A distinguished national early music group, Agave Baroque, made its Seattle debut last Tuesday night at Trinity Parish Church with a superbly played and sung program of music by a composer virtually unknown to most of us. The audience was sophisticated and knowledgeable on early music, but sparse, probably due to a combination of Chairman Xi’s visit, the beginning of Yom Kippur, and a plethora of performances in Seattle this latter part of September.
Non-attendees missed a fascinating concert. Isabella Leonarda was a 17th-century Ursuline nun who composed prolifically and self-published about 200 of her works in 20 collections during her lifetime. Agave Baroque has performed around the country (and recorded on Vgo) the program they played here, titled “Queen of Heaven: Music of Isabella Leonarda in honor of the Virgin Mary.””Counter-tenor Reginald Mobley joined the four instrumentalists, Aaron Westman and Anna Washburn, baroque violins; Gretchen Classen, baroque cello and Henry Lebedinsky, harpsichord and organ, for three sonatas and three solo motets.
Leonarda’s music is a welcome addition to the 17th-century repertoire. May we hear more of her. It’s original in content, harmonically interesting, beautifully designed and expressive. Two of the three motets sung by Mobley were published in her last collection when she was 80 and still with all her musical faculties as sharp as ever. The first, “O Maria, quam dulcis,” is one of praise for Mary, the second, “Venite, laetantes,” a rare instance of the librettist—quite likely Leonarda herself—putting words in Mary’s mouth inviting supplicants to join her to find peace, love and everlasting life. The last sung and longest, “Quam dulcis es,” was earlier composed and is an outpouring of love for Mary.
Mobley was an ideal exponent of these.

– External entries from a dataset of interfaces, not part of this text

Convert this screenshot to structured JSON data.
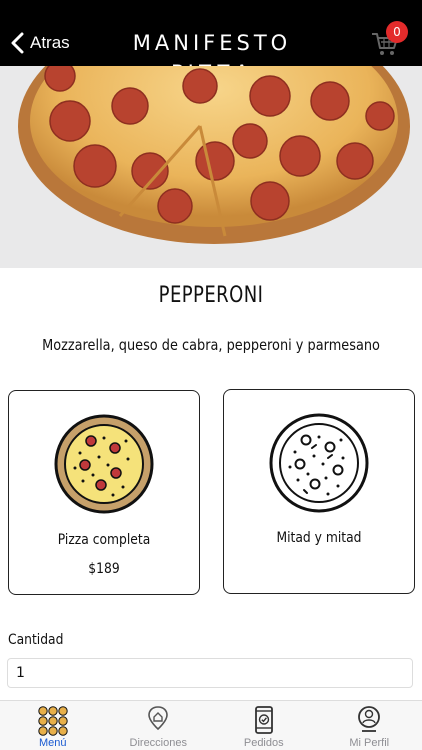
{
  "header": {
    "back_label": "Atras",
    "brand": "MANIFESTO PIZZA",
    "cart_count": "0"
  },
  "colors": {
    "topbar": "#000000",
    "badge": "#e32b2b",
    "active_tab": "#1a5ad1",
    "pizza_crust": "#c6a06a",
    "pizza_cheese": "#f5e27a",
    "pepperoni": "#c0393b"
  },
  "product": {
    "name": "PEPPERONI",
    "description": "Mozzarella, queso de cabra, pepperoni y parmesano"
  },
  "options": [
    {
      "label": "Pizza completa",
      "price": "$189",
      "icon": "full-pizza-icon"
    },
    {
      "label": "Mitad y mitad",
      "icon": "half-half-pizza-icon"
    }
  ],
  "quantity": {
    "label": "Cantidad",
    "value": "1"
  },
  "tabs": [
    {
      "label": "Menú",
      "icon": "grid-menu-icon",
      "active": true
    },
    {
      "label": "Direcciones",
      "icon": "location-icon",
      "active": false
    },
    {
      "label": "Pedidos",
      "icon": "phone-order-icon",
      "active": false
    },
    {
      "label": "Mi Perfil",
      "icon": "profile-icon",
      "active": false
    }
  ]
}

The gentle, warm quality his voice gave to the words, and the exquisite timbre, knowledge and complete ease in encompassing the style, melismas, and baroque ornamentation conveyed their meaning. The strength of his middle and lower countertenor range is unusual. He never needed to revert to tenor on those lower notes, so that the whole range remained smooth.
The instrumental works could easily be sung, if there were words to them. Leonarda used much the same style as in the motets, with instrumental recitatives included in the different sections. Seattle is no stranger to top quality baroque instrument playing and these four players, not until now familiar to Seattleites, will be welcome whenever they appear, particularly if they bring such unusual programs as this.
Lebedinsky is also the mover and shaker behind the new Early Music Underground here, which aims to bring early music back to informal concerts in more casual venues like bars or house concerts, with refreshments—a bit like what Simple Measures does with a more modern repertoire. Their next performance is September 27 at Mercer Island’s Emmanuel Episcopal Church, with “Song of Songs,” music of J.C Bach and others, at which Mobley will be singing.